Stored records
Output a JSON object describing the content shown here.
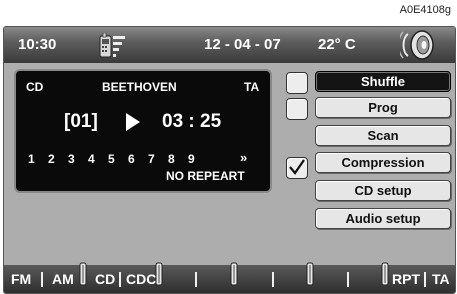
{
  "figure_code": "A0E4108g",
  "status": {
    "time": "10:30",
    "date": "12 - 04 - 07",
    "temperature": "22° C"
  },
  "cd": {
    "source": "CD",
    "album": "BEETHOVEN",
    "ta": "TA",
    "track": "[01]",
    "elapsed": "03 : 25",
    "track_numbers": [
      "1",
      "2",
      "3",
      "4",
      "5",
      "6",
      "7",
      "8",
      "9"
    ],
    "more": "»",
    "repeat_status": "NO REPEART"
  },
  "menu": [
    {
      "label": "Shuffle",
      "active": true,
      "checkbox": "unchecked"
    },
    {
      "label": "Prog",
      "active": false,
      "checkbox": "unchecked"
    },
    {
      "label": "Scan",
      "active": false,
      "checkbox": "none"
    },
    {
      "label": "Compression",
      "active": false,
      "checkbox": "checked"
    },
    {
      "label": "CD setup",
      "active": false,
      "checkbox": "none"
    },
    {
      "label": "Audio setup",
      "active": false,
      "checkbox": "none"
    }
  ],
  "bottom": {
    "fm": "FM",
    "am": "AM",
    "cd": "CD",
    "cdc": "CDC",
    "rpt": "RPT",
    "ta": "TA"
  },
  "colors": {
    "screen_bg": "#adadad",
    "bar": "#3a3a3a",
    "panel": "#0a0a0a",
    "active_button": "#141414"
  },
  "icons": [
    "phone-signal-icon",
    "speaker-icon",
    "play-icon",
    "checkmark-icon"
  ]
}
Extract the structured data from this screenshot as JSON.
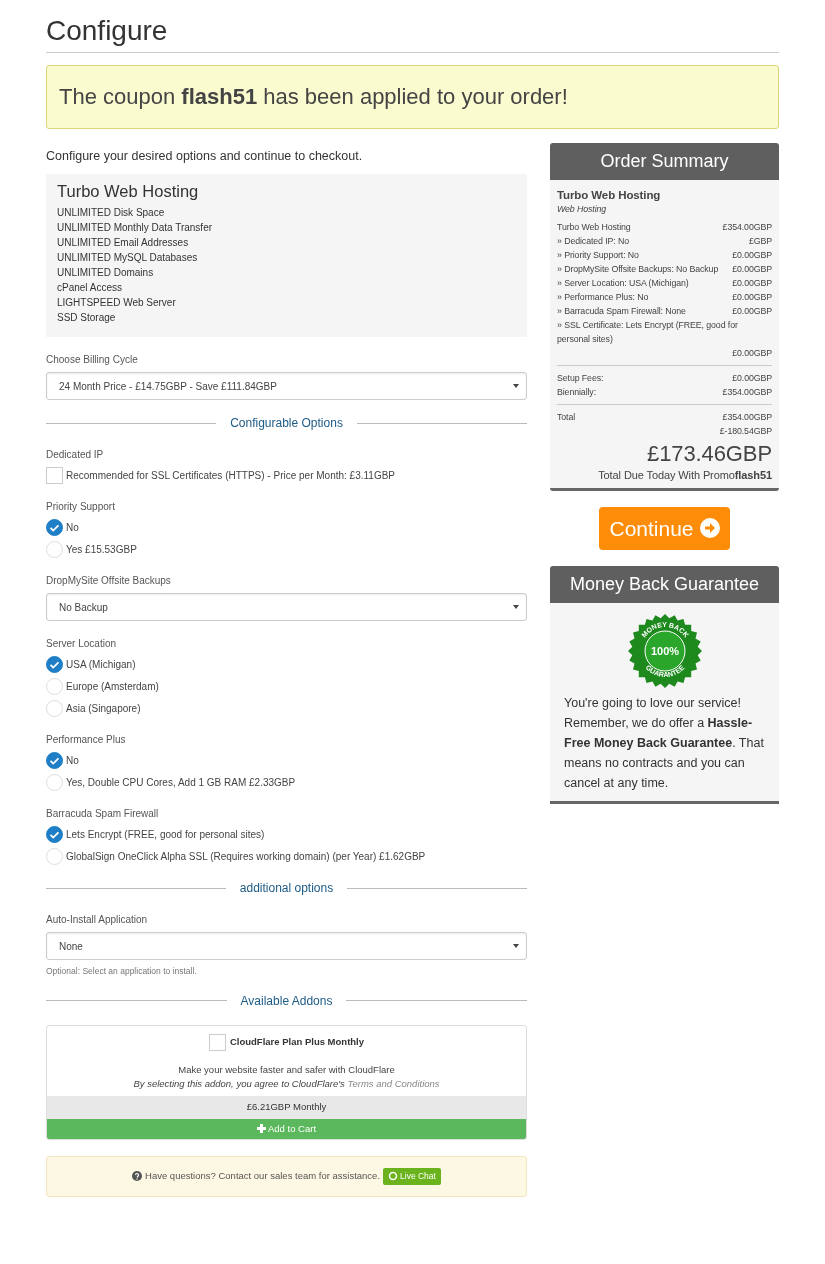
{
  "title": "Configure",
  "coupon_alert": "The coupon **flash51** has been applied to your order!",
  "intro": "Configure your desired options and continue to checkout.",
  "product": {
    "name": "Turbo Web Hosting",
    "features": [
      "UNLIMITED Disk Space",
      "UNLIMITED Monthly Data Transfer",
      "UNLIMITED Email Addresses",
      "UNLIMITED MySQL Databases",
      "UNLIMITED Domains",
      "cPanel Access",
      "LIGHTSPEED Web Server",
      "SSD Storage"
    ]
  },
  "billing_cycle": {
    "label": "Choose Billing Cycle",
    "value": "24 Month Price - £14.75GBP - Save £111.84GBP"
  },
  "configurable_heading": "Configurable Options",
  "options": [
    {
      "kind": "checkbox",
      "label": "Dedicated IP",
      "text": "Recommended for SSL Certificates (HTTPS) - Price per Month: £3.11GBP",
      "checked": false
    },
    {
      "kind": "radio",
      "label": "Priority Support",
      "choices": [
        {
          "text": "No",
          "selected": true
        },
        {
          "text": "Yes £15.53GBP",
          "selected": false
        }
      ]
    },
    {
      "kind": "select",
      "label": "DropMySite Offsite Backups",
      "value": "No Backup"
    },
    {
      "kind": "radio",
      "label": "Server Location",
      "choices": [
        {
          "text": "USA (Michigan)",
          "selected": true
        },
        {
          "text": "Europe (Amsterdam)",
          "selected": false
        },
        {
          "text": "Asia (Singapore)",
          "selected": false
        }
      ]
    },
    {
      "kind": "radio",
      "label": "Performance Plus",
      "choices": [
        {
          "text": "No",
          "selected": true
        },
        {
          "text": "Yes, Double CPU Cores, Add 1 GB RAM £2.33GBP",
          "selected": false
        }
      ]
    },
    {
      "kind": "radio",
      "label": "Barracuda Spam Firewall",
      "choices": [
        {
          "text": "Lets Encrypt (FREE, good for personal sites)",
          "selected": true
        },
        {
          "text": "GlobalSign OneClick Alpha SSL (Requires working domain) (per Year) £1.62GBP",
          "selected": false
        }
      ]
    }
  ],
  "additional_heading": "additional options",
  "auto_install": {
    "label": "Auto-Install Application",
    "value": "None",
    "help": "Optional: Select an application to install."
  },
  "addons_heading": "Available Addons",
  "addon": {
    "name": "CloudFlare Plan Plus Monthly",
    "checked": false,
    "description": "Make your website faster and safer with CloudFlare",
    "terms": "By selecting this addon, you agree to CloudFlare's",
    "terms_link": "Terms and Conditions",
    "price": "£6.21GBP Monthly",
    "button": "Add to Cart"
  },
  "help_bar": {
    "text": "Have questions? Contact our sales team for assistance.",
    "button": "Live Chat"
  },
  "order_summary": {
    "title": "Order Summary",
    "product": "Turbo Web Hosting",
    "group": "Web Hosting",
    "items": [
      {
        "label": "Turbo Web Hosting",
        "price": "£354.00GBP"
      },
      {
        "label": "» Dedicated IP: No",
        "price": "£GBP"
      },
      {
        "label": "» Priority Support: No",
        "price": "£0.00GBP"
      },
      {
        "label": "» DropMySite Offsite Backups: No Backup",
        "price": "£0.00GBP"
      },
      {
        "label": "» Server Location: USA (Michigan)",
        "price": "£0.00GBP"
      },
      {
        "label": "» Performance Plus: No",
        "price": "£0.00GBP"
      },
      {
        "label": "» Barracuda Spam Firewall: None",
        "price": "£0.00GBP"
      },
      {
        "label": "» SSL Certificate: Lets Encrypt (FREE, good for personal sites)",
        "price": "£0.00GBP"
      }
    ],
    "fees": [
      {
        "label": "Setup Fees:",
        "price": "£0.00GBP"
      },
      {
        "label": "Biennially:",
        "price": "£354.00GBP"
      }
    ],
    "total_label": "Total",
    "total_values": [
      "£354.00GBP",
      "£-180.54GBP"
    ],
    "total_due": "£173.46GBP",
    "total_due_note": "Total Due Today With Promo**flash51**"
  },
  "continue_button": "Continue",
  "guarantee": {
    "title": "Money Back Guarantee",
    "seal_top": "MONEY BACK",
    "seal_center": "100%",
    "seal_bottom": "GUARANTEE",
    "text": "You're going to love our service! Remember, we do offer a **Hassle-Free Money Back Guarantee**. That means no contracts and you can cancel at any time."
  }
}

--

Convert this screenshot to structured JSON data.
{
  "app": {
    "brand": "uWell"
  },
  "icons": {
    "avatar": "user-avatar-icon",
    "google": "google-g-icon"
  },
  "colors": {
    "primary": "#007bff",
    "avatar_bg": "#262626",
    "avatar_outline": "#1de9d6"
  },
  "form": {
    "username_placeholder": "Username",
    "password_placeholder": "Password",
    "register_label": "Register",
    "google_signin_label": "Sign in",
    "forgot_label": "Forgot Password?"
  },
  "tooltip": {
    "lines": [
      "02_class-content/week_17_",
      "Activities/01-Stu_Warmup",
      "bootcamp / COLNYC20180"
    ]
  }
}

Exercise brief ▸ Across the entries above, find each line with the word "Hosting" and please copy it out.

Result for this task ▸
    "name": "Turbo Web Hosting",
    "product": "Turbo Web Hosting",
    "group": "Web Hosting",
        "label": "Turbo Web Hosting",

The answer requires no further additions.